We can thank Errol Morris for a couple of things in his 1988 documentary The Thin Blue Line. First, he successfully exposed some serious flaws in a criminal case which resulted in the death sentence of Randall Adams in Dallas in 1976. His work helped correct this egregious wrong and freed an innocent man from life in prison. Second, we can thank the filmmaker for the proliferation of crime reenactments used ad nauseam by true crime television shows. You gain some, you lose some.
Randall Adams ran out of gas one day and hitched a ride with David Harris. As Adams pointed out, he’s not sure what would’ve happened had he not ran out of gas. What if David Harris wasn’t around? What if Adams refused the ride? His life may have been a lot different as it wasn’t long before Adams found himself in a police station being questioned for the murder of Dallas police officer Robert Wood. The officer had been shot numerous times after a routine traffic stop and Adams was said to be the shooter. The real shooter was actually the teenager, David Harris, but the police department and the DA’s office put together a case which pinned the blame on Adams. Harris, being the stand out guy he proved to be, had no problem blaming Adams. After all, Harris was previously bragging about killing a cop, only to take back those statements once the police caught up with him.

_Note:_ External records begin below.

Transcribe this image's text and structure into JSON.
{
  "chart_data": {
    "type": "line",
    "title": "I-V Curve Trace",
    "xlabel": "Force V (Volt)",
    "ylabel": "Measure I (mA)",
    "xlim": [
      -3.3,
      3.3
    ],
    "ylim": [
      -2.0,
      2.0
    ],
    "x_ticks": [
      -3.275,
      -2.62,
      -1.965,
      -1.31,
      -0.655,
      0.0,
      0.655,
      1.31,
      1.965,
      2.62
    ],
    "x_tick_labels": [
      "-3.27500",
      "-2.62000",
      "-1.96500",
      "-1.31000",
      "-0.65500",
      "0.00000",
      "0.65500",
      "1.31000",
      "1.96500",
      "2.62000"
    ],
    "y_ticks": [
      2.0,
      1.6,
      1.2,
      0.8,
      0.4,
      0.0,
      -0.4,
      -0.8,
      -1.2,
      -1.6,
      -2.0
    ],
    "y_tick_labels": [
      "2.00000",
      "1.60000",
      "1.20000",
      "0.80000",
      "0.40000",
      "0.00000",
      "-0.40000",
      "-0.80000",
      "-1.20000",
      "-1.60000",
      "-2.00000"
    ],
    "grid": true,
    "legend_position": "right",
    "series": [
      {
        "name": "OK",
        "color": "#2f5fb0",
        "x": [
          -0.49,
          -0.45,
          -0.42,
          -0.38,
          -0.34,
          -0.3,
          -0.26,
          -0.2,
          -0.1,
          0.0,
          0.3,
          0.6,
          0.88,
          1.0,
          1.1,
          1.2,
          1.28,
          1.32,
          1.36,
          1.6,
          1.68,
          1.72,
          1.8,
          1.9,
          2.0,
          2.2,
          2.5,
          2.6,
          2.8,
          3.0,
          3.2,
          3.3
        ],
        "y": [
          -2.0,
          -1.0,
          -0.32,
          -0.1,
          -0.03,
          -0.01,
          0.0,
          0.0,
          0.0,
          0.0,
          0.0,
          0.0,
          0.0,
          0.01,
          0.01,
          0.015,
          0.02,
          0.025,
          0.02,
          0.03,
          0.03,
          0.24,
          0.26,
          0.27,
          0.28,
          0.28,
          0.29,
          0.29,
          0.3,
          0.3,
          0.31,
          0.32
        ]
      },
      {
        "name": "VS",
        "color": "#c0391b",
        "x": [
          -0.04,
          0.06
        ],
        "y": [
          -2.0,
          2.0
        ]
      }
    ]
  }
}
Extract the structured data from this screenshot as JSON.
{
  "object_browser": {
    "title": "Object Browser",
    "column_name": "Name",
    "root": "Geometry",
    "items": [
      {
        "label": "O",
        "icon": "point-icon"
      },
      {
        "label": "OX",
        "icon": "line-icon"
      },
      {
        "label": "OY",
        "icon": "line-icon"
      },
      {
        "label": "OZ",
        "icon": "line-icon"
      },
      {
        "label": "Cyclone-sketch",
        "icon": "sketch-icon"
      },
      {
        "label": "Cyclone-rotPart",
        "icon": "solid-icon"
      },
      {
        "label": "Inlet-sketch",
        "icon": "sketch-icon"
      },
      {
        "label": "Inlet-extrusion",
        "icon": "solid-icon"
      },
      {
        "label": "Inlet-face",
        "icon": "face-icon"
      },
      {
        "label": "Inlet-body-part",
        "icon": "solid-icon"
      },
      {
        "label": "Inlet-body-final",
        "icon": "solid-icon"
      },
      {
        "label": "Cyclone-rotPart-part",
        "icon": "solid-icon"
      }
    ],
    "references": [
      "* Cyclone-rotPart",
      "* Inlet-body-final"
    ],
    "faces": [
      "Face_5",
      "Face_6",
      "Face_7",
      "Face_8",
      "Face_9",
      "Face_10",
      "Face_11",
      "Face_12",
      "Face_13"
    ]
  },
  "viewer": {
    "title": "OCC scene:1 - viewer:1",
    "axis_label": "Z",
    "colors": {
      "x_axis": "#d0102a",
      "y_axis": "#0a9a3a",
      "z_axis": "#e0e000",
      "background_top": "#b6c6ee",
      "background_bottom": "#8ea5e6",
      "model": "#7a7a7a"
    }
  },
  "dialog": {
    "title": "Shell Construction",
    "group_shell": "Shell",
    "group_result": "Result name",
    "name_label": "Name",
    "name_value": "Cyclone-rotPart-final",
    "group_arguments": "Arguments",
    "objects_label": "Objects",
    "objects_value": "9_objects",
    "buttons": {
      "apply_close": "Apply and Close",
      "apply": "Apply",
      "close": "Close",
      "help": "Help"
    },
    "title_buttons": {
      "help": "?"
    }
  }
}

Morris’ filmmaking is groundbreaking in a number of ways. First, he reconstructs the events based on testimonies we see on screen. The accompanied reenactments are commonplace today but back then it was controversial. Documentaries can’t do that. They can only show what is captured; at least that was the thinking at the time until Morris punched critics and viewers in the gut by not only using reenactments but using them extensively throughout the 100 minute film. The interviews are shot straight on, with most subjects sitting dead center in the screen and staring down the camera, which was unheard of at the time and still not considered a best practice for interviews. Finally, the soundtrack by Phillip Glass is stylish, unlike those typically used previously for documentaries; especially those dealing with such serious matters.
The interviews are engaging enough but don’t pickup until some of the questionable witnesses make an appearance. Laughter ensues as one woman says she’s always witnessing killings and has a keen eye for such things. Her husband is almost as odd. Turns out the two have a shaky track record for telling the truth. At least one other witness comes on and we discover he’s confident he can identify Adams as the killer but then later learn that he couldn’t see much of anything and was trying to cover up his passenger, a girlfriend his wife wouldn’t be happy to hear about.
With no shortage of reenactments and non-stop interviews, keeping track of all the details becomes a little harrowing. Errol Morris will never be accused of not paying enough attention to detail. This does does not always make for great storytelling though. By the time the film ends it feels as though you’ve consumed enough information to personally prosecute the case against Harris and defend Adams.
The Thin Blue Line will likely be remembered as much for its groundbreaking approach to documentary film making as it will for helping free an innocent man from life in prison. Watching it nearly 25 years since its release makes you appreciate how much of an impact this film has had on documentaries since – quite an achievement.